Adam Kline, an unabashed liberal firebrand and civil-liberties advocate who has represented South Seattle in the state Senate for 17 years, announced Thursday he will not seek re-election in November.

Kline said in an interview he still loves the Legislature, but at 69, is ready “to move on.”

“I want to spend the next period of my life spending time with my family and traveling,” Kline said. “I climbed Rainier nine times when I was younger. I think maybe I can do a 10th.”

A retired attorney and former lobbyist for the Mothers Against Drunk Driving, Kline was appointed to the Senate in 1997 to replace Dwight Pelz, who had been appointed to the Metropolitan King County Council (Pelz is now chairman of the state Democratic Party).

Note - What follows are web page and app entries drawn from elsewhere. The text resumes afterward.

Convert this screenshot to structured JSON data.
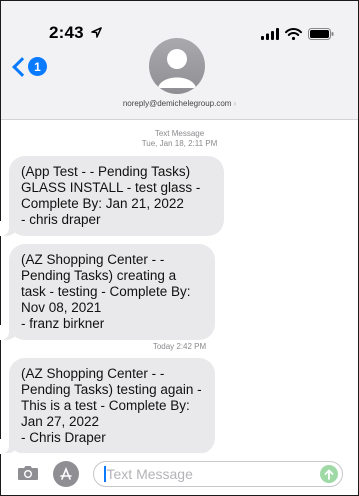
{
  "status_bar": {
    "time": "2:43",
    "location_arrow": "location-arrow-icon",
    "icons": [
      "signal-icon",
      "wifi-icon",
      "battery-icon"
    ]
  },
  "nav": {
    "back_icon": "chevron-left-icon",
    "unread_count": "1",
    "contact": "noreply@demichelegroup.com",
    "contact_chevron": "›"
  },
  "thread": {
    "section1_label": "Text Message",
    "section1_time": "Tue, Jan 18, 2:11 PM",
    "section2_time": "Today 2:42 PM",
    "messages": [
      {
        "text": "(App Test -  - Pending Tasks) GLASS INSTALL - test glass - Complete By: Jan 21, 2022\n - chris draper"
      },
      {
        "text": "(AZ Shopping Center -  - Pending Tasks) creating a task - testing - Complete By: Nov 08, 2021\n - franz birkner"
      },
      {
        "text": "(AZ Shopping Center -  - Pending Tasks) testing again - This is a test - Complete By: Jan 27, 2022\n - Chris Draper"
      }
    ]
  },
  "composer": {
    "placeholder": "Text Message",
    "camera_icon": "camera-icon",
    "apps_icon": "app-store-icon",
    "send_icon": "send-arrow-icon"
  },
  "colors": {
    "accent": "#0a7aff",
    "bubble": "#e9e9eb",
    "header_bg": "#f2f2f4",
    "send": "#9fd9a6"
  }
}
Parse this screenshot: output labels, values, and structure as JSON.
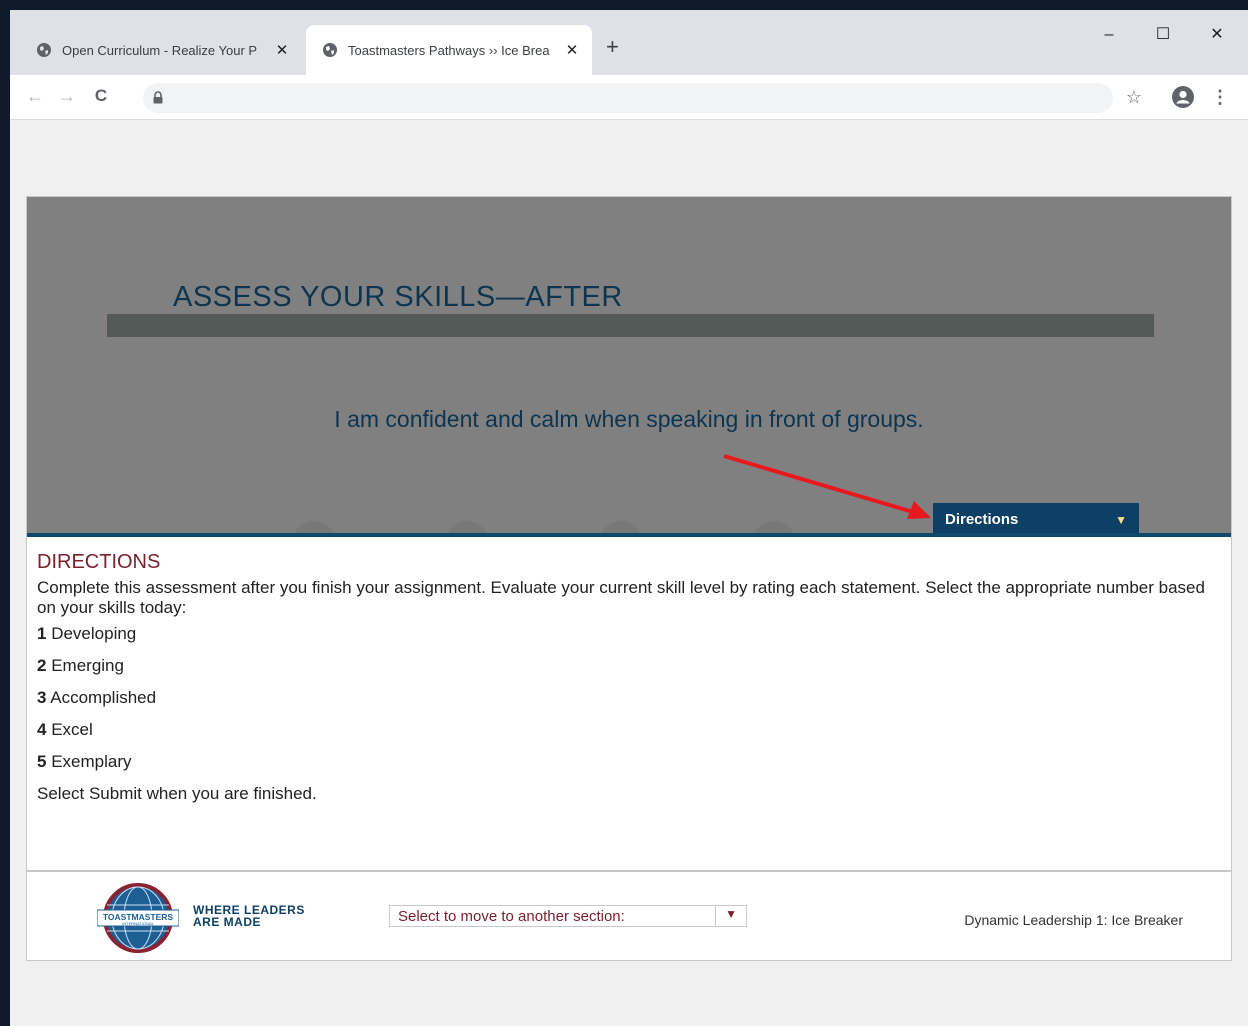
{
  "browser": {
    "tabs": [
      {
        "title": "Open Curriculum - Realize Your P",
        "active": false
      },
      {
        "title": "Toastmasters Pathways ›› Ice Brea",
        "active": true
      }
    ],
    "new_tab_symbol": "+",
    "window_controls": {
      "minimize": "–",
      "maximize": "☐",
      "close": "✕"
    },
    "nav": {
      "back": "←",
      "forward": "→",
      "reload": "C"
    },
    "toolbar_icons": [
      "star-icon",
      "profile-icon",
      "kebab-menu-icon"
    ]
  },
  "content": {
    "banner_title": "ASSESS YOUR SKILLS—AFTER",
    "statement": "I am confident and calm when speaking in front of groups.",
    "directions_button": "Directions",
    "directions": {
      "heading": "DIRECTIONS",
      "intro": "Complete this assessment after you finish your assignment. Evaluate your current skill level by rating each statement. Select the appropriate number based on your skills today:",
      "levels": [
        {
          "num": "1",
          "label": "Developing"
        },
        {
          "num": "2",
          "label": "Emerging"
        },
        {
          "num": "3",
          "label": "Accomplished"
        },
        {
          "num": "4",
          "label": "Excel"
        },
        {
          "num": "5",
          "label": "Exemplary"
        }
      ],
      "outro": "Select Submit when you are finished."
    },
    "footer": {
      "tagline_line1": "WHERE LEADERS",
      "tagline_line2": "ARE MADE",
      "logo_text": "TOASTMASTERS",
      "logo_subtext": "INTERNATIONAL",
      "section_select": "Select to move to another section:",
      "module_name": "Dynamic Leadership 1: Ice Breaker"
    }
  },
  "colors": {
    "banner_gray": "#808080",
    "navy": "#0e3f64",
    "maroon": "#7a1f2b",
    "annotation_arrow": "#e8191e"
  }
}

Since then, he has cultivated a reputation as a sharp-toothed fighter, sparring at times with everybody from anti-tax professional initiative promoter Tim Eyman to Gov. Gary Locke.

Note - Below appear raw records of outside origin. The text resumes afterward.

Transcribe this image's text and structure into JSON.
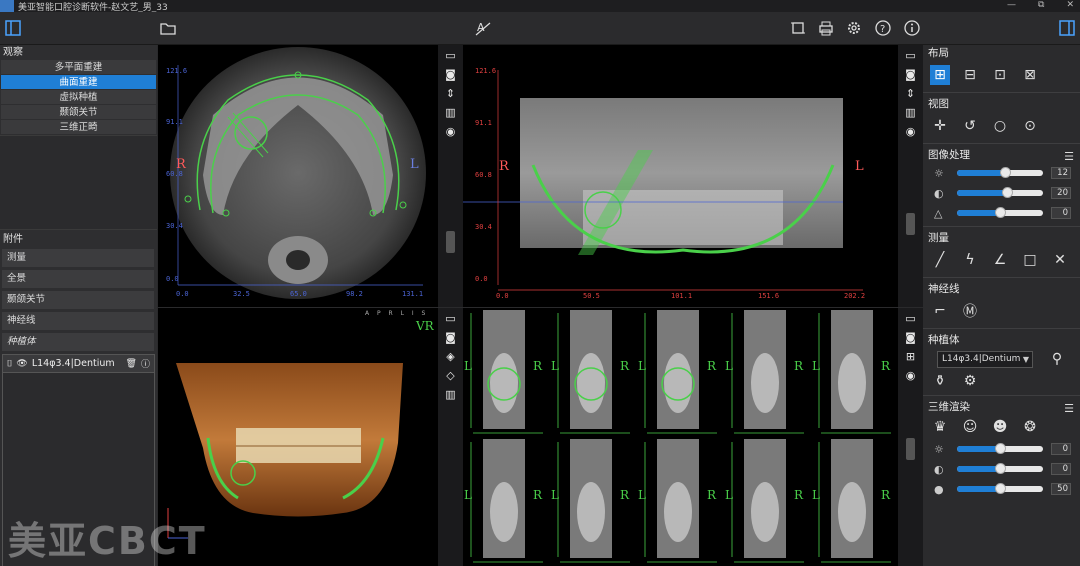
{
  "window": {
    "title": "美亚智能口腔诊断软件-赵文艺_男_33",
    "controls": [
      "—",
      "⧉",
      "✕"
    ]
  },
  "left_panel": {
    "observe_title": "观察",
    "observe_items": [
      "多平面重建",
      "曲面重建",
      "虚拟种植",
      "颞颌关节",
      "三维正畸"
    ],
    "active_index": 1,
    "attachment_title": "附件",
    "attachment_items": [
      "测量",
      "全景",
      "颞颌关节",
      "神经线",
      "种植体"
    ],
    "implant_entry": "L14φ3.4|Dentium"
  },
  "viewports": {
    "axial": {
      "left_label": "R",
      "right_label": "L",
      "y_ticks": [
        "121.6",
        "91.1",
        "60.8",
        "30.4",
        "0.0"
      ],
      "x_ticks": [
        "0.0",
        "32.5",
        "65.0",
        "98.2",
        "131.1"
      ]
    },
    "panoramic": {
      "left_label": "R",
      "right_label": "L",
      "y_ticks": [
        "121.6",
        "91.1",
        "60.8",
        "30.4",
        "0.0"
      ],
      "x_ticks": [
        "0.0",
        "50.5",
        "101.1",
        "151.6",
        "202.2"
      ]
    },
    "volume": {
      "label": "VR",
      "orientation": "A P R L I S"
    },
    "cross_sections": {
      "side_labels": [
        "R",
        "L"
      ]
    }
  },
  "right_panel": {
    "layout_title": "布局",
    "view_title": "视图",
    "image_processing_title": "图像处理",
    "image_sliders": [
      {
        "icon": "☼",
        "value": "12",
        "fraction": 0.56
      },
      {
        "icon": "◐",
        "value": "20",
        "fraction": 0.58
      },
      {
        "icon": "△",
        "value": "0",
        "fraction": 0.5
      }
    ],
    "measure_title": "测量",
    "nerve_title": "神经线",
    "implant_title": "种植体",
    "implant_select": "L14φ3.4|Dentium",
    "render3d_title": "三维渲染",
    "render_sliders": [
      {
        "icon": "☼",
        "value": "0",
        "fraction": 0.5
      },
      {
        "icon": "◐",
        "value": "0",
        "fraction": 0.5
      },
      {
        "icon": "●",
        "value": "50",
        "fraction": 0.5
      }
    ]
  },
  "watermark": "美亚CBCT",
  "colors": {
    "accent": "#1f7fd6",
    "overlay": "#4ad04a",
    "axis_red": "#e04040"
  }
}
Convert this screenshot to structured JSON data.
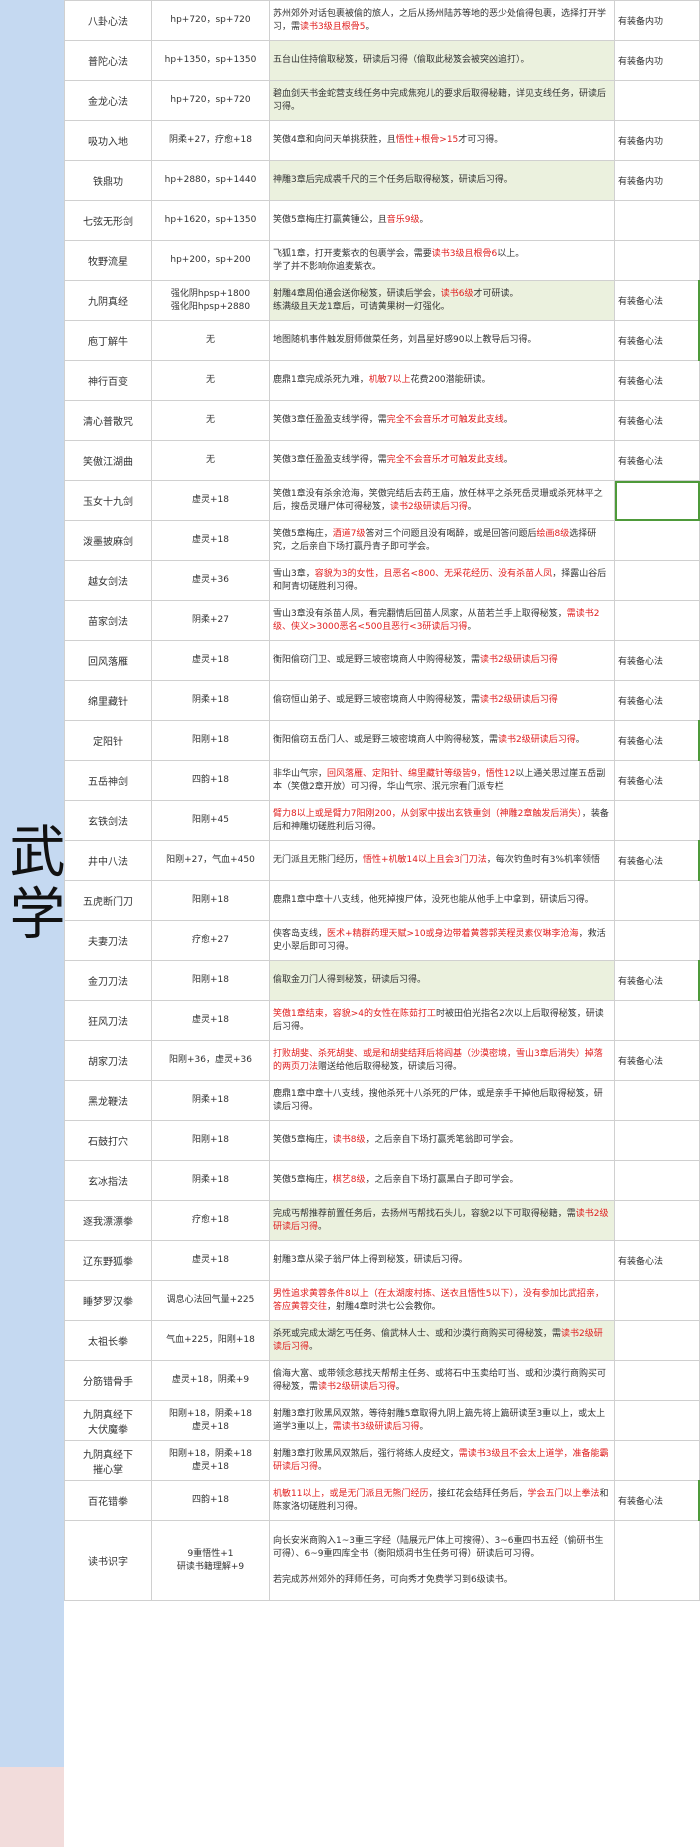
{
  "category_label": "武学",
  "rows": [
    {
      "name": "八卦心法",
      "attr": "hp+720，sp+720",
      "desc": [
        [
          "苏州郊外对话包裹被偷的旅人，之后从扬州陆苏等地的恶少处偷得包裹，选择打开学习，需",
          ""
        ],
        [
          "读书3级且根骨5",
          "r"
        ],
        [
          "。",
          ""
        ]
      ],
      "eq": "有装备内功",
      "g": false
    },
    {
      "name": "普陀心法",
      "attr": "hp+1350，sp+1350",
      "desc": [
        [
          "五台山住持偷取秘笈，研读后习得（偷取此秘笈会被突凶追打）。",
          ""
        ]
      ],
      "eq": "有装备内功",
      "g": true
    },
    {
      "name": "金龙心法",
      "attr": "hp+720，sp+720",
      "desc": [
        [
          "碧血剑天书金蛇营支线任务中完成焦宛儿的要求后取得秘籍，详见支线任务，研读后习得。",
          ""
        ]
      ],
      "eq": "",
      "g": true
    },
    {
      "name": "吸功入地",
      "attr": "阴柔+27，疗愈+18",
      "desc": [
        [
          "笑傲4章和向问天单挑获胜，且",
          ""
        ],
        [
          "悟性+根骨>15",
          "r"
        ],
        [
          "才可习得。",
          ""
        ]
      ],
      "eq": "有装备内功",
      "g": false
    },
    {
      "name": "铁鼎功",
      "attr": "hp+2880，sp+1440",
      "desc": [
        [
          "神雕3章后完成裘千尺的三个任务后取得秘笈，研读后习得。",
          ""
        ]
      ],
      "eq": "有装备内功",
      "g": true
    },
    {
      "name": "七弦无形剑",
      "attr": "hp+1620，sp+1350",
      "desc": [
        [
          "笑傲5章梅庄打赢黄锺公，且",
          ""
        ],
        [
          "音乐9级",
          "r"
        ],
        [
          "。",
          ""
        ]
      ],
      "eq": "",
      "g": false
    },
    {
      "name": "牧野流星",
      "attr": "hp+200，sp+200",
      "desc": [
        [
          "飞狐1章，打开麦紫衣的包裹学会，需要",
          ""
        ],
        [
          "读书3级且根骨6",
          "r"
        ],
        [
          "以上。",
          ""
        ],
        [
          "\n学了并不影响你追麦紫衣。",
          ""
        ]
      ],
      "eq": "",
      "g": false
    },
    {
      "name": "九阴真经",
      "attr": "强化阴hpsp+1800\n强化阳hpsp+2880",
      "desc": [
        [
          "射雕4章周伯通会送你秘笈，研读后学会，",
          ""
        ],
        [
          "读书6级",
          "r"
        ],
        [
          "才可研读。\n练满级且天龙1章后，可请黄果树一灯强化。",
          ""
        ]
      ],
      "eq": "有装备心法",
      "g": true,
      "mk": true
    },
    {
      "name": "庖丁解牛",
      "attr": "无",
      "desc": [
        [
          "地图随机事件触发厨师做菜任务，刘昌星好感90以上教导后习得。",
          ""
        ]
      ],
      "eq": "有装备心法",
      "g": false,
      "mk": true
    },
    {
      "name": "神行百变",
      "attr": "无",
      "desc": [
        [
          "鹿鼎1章完成杀死九难，",
          ""
        ],
        [
          "机敏7以上",
          "r"
        ],
        [
          "花费200潜能研读。",
          ""
        ]
      ],
      "eq": "有装备心法",
      "g": false
    },
    {
      "name": "清心普散咒",
      "attr": "无",
      "desc": [
        [
          "笑傲3章任盈盈支线学得，需",
          ""
        ],
        [
          "完全不会音乐才可触发此支线",
          "r"
        ],
        [
          "。",
          ""
        ]
      ],
      "eq": "有装备心法",
      "g": false
    },
    {
      "name": "笑傲江湖曲",
      "attr": "无",
      "desc": [
        [
          "笑傲3章任盈盈支线学得，需",
          ""
        ],
        [
          "完全不会音乐才可触发此支线",
          "r"
        ],
        [
          "。",
          ""
        ]
      ],
      "eq": "有装备心法",
      "g": false
    },
    {
      "name": "玉女十九剑",
      "attr": "虚灵+18",
      "desc": [
        [
          "笑傲1章没有杀余沧海，笑傲完结后去药王庙，放任林平之杀死岳灵珊或杀死林平之后，搜岳灵珊尸体可得秘笈，",
          ""
        ],
        [
          "读书2级研读后习得",
          "r"
        ],
        [
          "。",
          ""
        ]
      ],
      "eq": "",
      "g": false,
      "sel": true
    },
    {
      "name": "泼墨披麻剑",
      "attr": "虚灵+18",
      "desc": [
        [
          "笑傲5章梅庄，",
          ""
        ],
        [
          "酒道7级",
          "r"
        ],
        [
          "答对三个问题且没有喝醉，或是回答问题后",
          ""
        ],
        [
          "绘画8级",
          "r"
        ],
        [
          "选择研究，之后亲自下场打赢丹青子即可学会。",
          ""
        ]
      ],
      "eq": "",
      "g": false
    },
    {
      "name": "越女剑法",
      "attr": "虚灵+36",
      "desc": [
        [
          "雪山3章，",
          ""
        ],
        [
          "容貌为3的女性，且恶名<800、无采花经历、没有杀苗人凤",
          "r"
        ],
        [
          "，择露山谷后和阿青切磋胜利习得。",
          ""
        ]
      ],
      "eq": "",
      "g": false
    },
    {
      "name": "苗家剑法",
      "attr": "阴柔+27",
      "desc": [
        [
          "雪山3章没有杀苗人凤，看完翻情后回苗人凤家，从苗若兰手上取得秘笈，",
          ""
        ],
        [
          "需读书2级、侠义>3000恶名<500且恶行<3研读后习得",
          "r"
        ],
        [
          "。",
          ""
        ]
      ],
      "eq": "",
      "g": false
    },
    {
      "name": "回风落雁",
      "attr": "虚灵+18",
      "desc": [
        [
          "衡阳偷窃门卫、或是野三坡密境商人中购得秘笈，需",
          ""
        ],
        [
          "读书2级研读后习得",
          "r"
        ]
      ],
      "eq": "有装备心法",
      "g": false
    },
    {
      "name": "绵里藏针",
      "attr": "阴柔+18",
      "desc": [
        [
          "偷窃恒山弟子、或是野三坡密境商人中购得秘笈，需",
          ""
        ],
        [
          "读书2级研读后习得",
          "r"
        ]
      ],
      "eq": "有装备心法",
      "g": false
    },
    {
      "name": "定阳针",
      "attr": "阳刚+18",
      "desc": [
        [
          "衡阳偷窃五岳门人、或是野三坡密境商人中购得秘笈，需",
          ""
        ],
        [
          "读书2级研读后习得",
          "r"
        ],
        [
          "。",
          ""
        ]
      ],
      "eq": "有装备心法",
      "g": false,
      "mk": true
    },
    {
      "name": "五岳神剑",
      "attr": "四韵+18",
      "desc": [
        [
          "非华山气宗，",
          ""
        ],
        [
          "回风落雁、定阳针、绵里藏针等级皆9，悟性12",
          "r"
        ],
        [
          "以上通关思过崖五岳副本（笑傲2章开放）可习得，华山气宗、泯元宗看门派专栏",
          ""
        ]
      ],
      "eq": "有装备心法",
      "g": false
    },
    {
      "name": "玄铁剑法",
      "attr": "阳刚+45",
      "desc": [
        [
          "臂力8以上或是臂力7阳刚200，从剑冢中拔出玄铁重剑（神雕2章触发后消失）",
          "r"
        ],
        [
          "，装备后和神雕切磋胜利后习得。",
          ""
        ]
      ],
      "eq": "",
      "g": false
    },
    {
      "name": "井中八法",
      "attr": "阳刚+27，气血+450",
      "desc": [
        [
          "无门派且无熊门经历，",
          ""
        ],
        [
          "悟性+机敏14以上且会3门刀法",
          "r"
        ],
        [
          "，每次钓鱼时有3%机率领悟",
          ""
        ]
      ],
      "eq": "有装备心法",
      "g": false,
      "mk": true
    },
    {
      "name": "五虎断门刀",
      "attr": "阳刚+18",
      "desc": [
        [
          "鹿鼎1章中章十八支线，他死掉搜尸体，没死也能从他手上中拿到，研读后习得。",
          ""
        ]
      ],
      "eq": "",
      "g": false
    },
    {
      "name": "夫妻刀法",
      "attr": "疗愈+27",
      "desc": [
        [
          "侠客岛支线，",
          ""
        ],
        [
          "医术+精群药理天赋>10或身边带着黄蓉郭芙程灵素仪琳李沧海",
          "r"
        ],
        [
          "，救活史小翠后即可习得。",
          ""
        ]
      ],
      "eq": "",
      "g": false
    },
    {
      "name": "金刀刀法",
      "attr": "阳刚+18",
      "desc": [
        [
          "偷取金刀门人得到秘笈，研读后习得。",
          ""
        ]
      ],
      "eq": "有装备心法",
      "g": true,
      "mk": true
    },
    {
      "name": "狂风刀法",
      "attr": "虚灵+18",
      "desc": [
        [
          "笑傲1章结束，容貌>4的女性在陈茹打工",
          "r"
        ],
        [
          "时被田伯光指名2次以上后取得秘笈，研读后习得。",
          ""
        ]
      ],
      "eq": "",
      "g": false
    },
    {
      "name": "胡家刀法",
      "attr": "阳刚+36，虚灵+36",
      "desc": [
        [
          "打败胡斐、杀死胡斐、或是和胡斐结拜后将阎基（沙漠密境，雪山3章后消失）掉落的两页刀法",
          "r"
        ],
        [
          "赠送给他后取得秘笈，研读后习得。",
          ""
        ]
      ],
      "eq": "有装备心法",
      "g": false
    },
    {
      "name": "黑龙鞭法",
      "attr": "阴柔+18",
      "desc": [
        [
          "鹿鼎1章中章十八支线，搜他杀死十八杀死的尸体，或是亲手干掉他后取得秘笈，研读后习得。",
          ""
        ]
      ],
      "eq": "",
      "g": false
    },
    {
      "name": "石鼓打穴",
      "attr": "阳刚+18",
      "desc": [
        [
          "笑傲5章梅庄，",
          ""
        ],
        [
          "读书8级",
          "r"
        ],
        [
          "，之后亲自下场打赢秃笔翁即可学会。",
          ""
        ]
      ],
      "eq": "",
      "g": false
    },
    {
      "name": "玄冰指法",
      "attr": "阴柔+18",
      "desc": [
        [
          "笑傲5章梅庄，",
          ""
        ],
        [
          "棋艺8级",
          "r"
        ],
        [
          "，之后亲自下场打赢黑白子即可学会。",
          ""
        ]
      ],
      "eq": "",
      "g": false
    },
    {
      "name": "逐我漂漂拳",
      "attr": "疗愈+18",
      "desc": [
        [
          "完成丐帮推荐前置任务后，去扬州丐帮找石头儿，容貌2以下可取得秘籍，需",
          ""
        ],
        [
          "读书2级研读后习得",
          "r"
        ],
        [
          "。",
          ""
        ]
      ],
      "eq": "",
      "g": true
    },
    {
      "name": "辽东野狐拳",
      "attr": "虚灵+18",
      "desc": [
        [
          "射雕3章从梁子翁尸体上得到秘笈，研读后习得。",
          ""
        ]
      ],
      "eq": "有装备心法",
      "g": false
    },
    {
      "name": "睡梦罗汉拳",
      "attr": "调息心法回气量+225",
      "desc": [
        [
          "男性追求黄蓉条件8以上（在太湖废村拣、送衣且悟性5以下），没有参加比武招亲，答应黄蓉交往",
          "r"
        ],
        [
          "，射雕4章时洪七公会教你。",
          ""
        ]
      ],
      "eq": "",
      "g": false
    },
    {
      "name": "太祖长拳",
      "attr": "气血+225，阳刚+18",
      "desc": [
        [
          "杀死或完成太湖乞丐任务、偷武林人士、或和沙漠行商购买可得秘笈，需",
          ""
        ],
        [
          "读书2级研读后习得",
          "r"
        ],
        [
          "。",
          ""
        ]
      ],
      "eq": "",
      "g": true
    },
    {
      "name": "分筋错骨手",
      "attr": "虚灵+18，阴柔+9",
      "desc": [
        [
          "偷海大富、或带领念慈找天帮帮主任务、或将石中玉卖给叮当、或和沙漠行商购买可得秘笈，需",
          ""
        ],
        [
          "读书2级研读后习得",
          "r"
        ],
        [
          "。",
          ""
        ]
      ],
      "eq": "",
      "g": false
    },
    {
      "name": "九阴真经下\n大伏魔拳",
      "attr": "阳刚+18，阴柔+18\n虚灵+18",
      "desc": [
        [
          "射雕3章打败黑风双煞，等待射雕5章取得九阴上篇先将上篇研读至3重以上，或太上道学3重以上，",
          ""
        ],
        [
          "需读书3级研读后习得",
          "r"
        ],
        [
          "。",
          ""
        ]
      ],
      "eq": "",
      "g": false
    },
    {
      "name": "九阴真经下\n摧心掌",
      "attr": "阳刚+18，阴柔+18\n虚灵+18",
      "desc": [
        [
          "射雕3章打败黑风双煞后，强行将练人皮经文，",
          ""
        ],
        [
          "需读书3级且不会太上道学，准备能霸研读后习得",
          "r"
        ],
        [
          "。",
          ""
        ]
      ],
      "eq": "",
      "g": false
    },
    {
      "name": "百花错拳",
      "attr": "四韵+18",
      "desc": [
        [
          "机敏11以上，或是无门派且无熊门经历",
          "r"
        ],
        [
          "，接红花会结拜任务后，",
          ""
        ],
        [
          "学会五门以上拳法",
          "r"
        ],
        [
          "和陈家洛切磋胜利习得。",
          ""
        ]
      ],
      "eq": "有装备心法",
      "g": false,
      "mk": true
    },
    {
      "name": "读书识字",
      "attr": "9重悟性+1\n研读书籍理解+9",
      "desc": [
        [
          "向长安米商购入1~3重三字经（陆展元尸体上可搜得）、3~6重四书五经（偷研书生可得）、6~9重四库全书（衡阳烦凋书生任务可得）研读后可习得。\n\n若完成苏州郊外的拜师任务，可向秀才免费学习到6级读书。",
          ""
        ]
      ],
      "eq": "",
      "g": false
    }
  ]
}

Kline is perhaps most famous for a 2007 confrontation with Eyman in which he said, “Answer the question, Tim. Where is the fat in the budget? You won’t answer the question, and the reason you won’t is that you’re a chicken. You’re a chicken. You are a coward.”

But he said he is most proud of a battle with Locke and then-Attorney General Chris Gregoire shortly after the Sept. 11, 2001, terrorist attacks.

At the time, Kline said, both Locke and Gregoire, and state House leaders, were pushing to create a new crime of “terrorism” that Kline found too broad, and to expand the authority of police to wiretap citizens.

After an intense, hourlong negotiation, Kline said he agreed to support a scaled-back version of the first bill in return for the other side dropping the second.

Then, Kline said, the House passed both of Locke’s bills anyway.

“They thought I was bluffing,” Kline said. “So we killed both of them. That’s what we did. We just killed them. We brought them up and voted them down, because the fact is, both of those bills would have done irreparable harm to the state.”

In recent years, Kline has successfully worked to strengthen drunken-driving laws and shorten prison time for nonviolent criminal offenders. He has also been among the Legislature’s biggest champions for more restrictions on gun ownership, although he acknowledged he has had “zero success” with that.

Asked to describe his style, Kline said “straightforward.”

Then he added, “yes, it’s true, I do not have a facility for keeping my mouth shut.”

Kline’s district, the 37th, is a solidly Democratic area that is currently represented by state Reps. Sharon Tomiko Santos and Eric Pettigrew.

Brian M. Rosenthal: 206-464-3195 or brosenthal@seattletimes.com. On Twitter @brianmrosenthal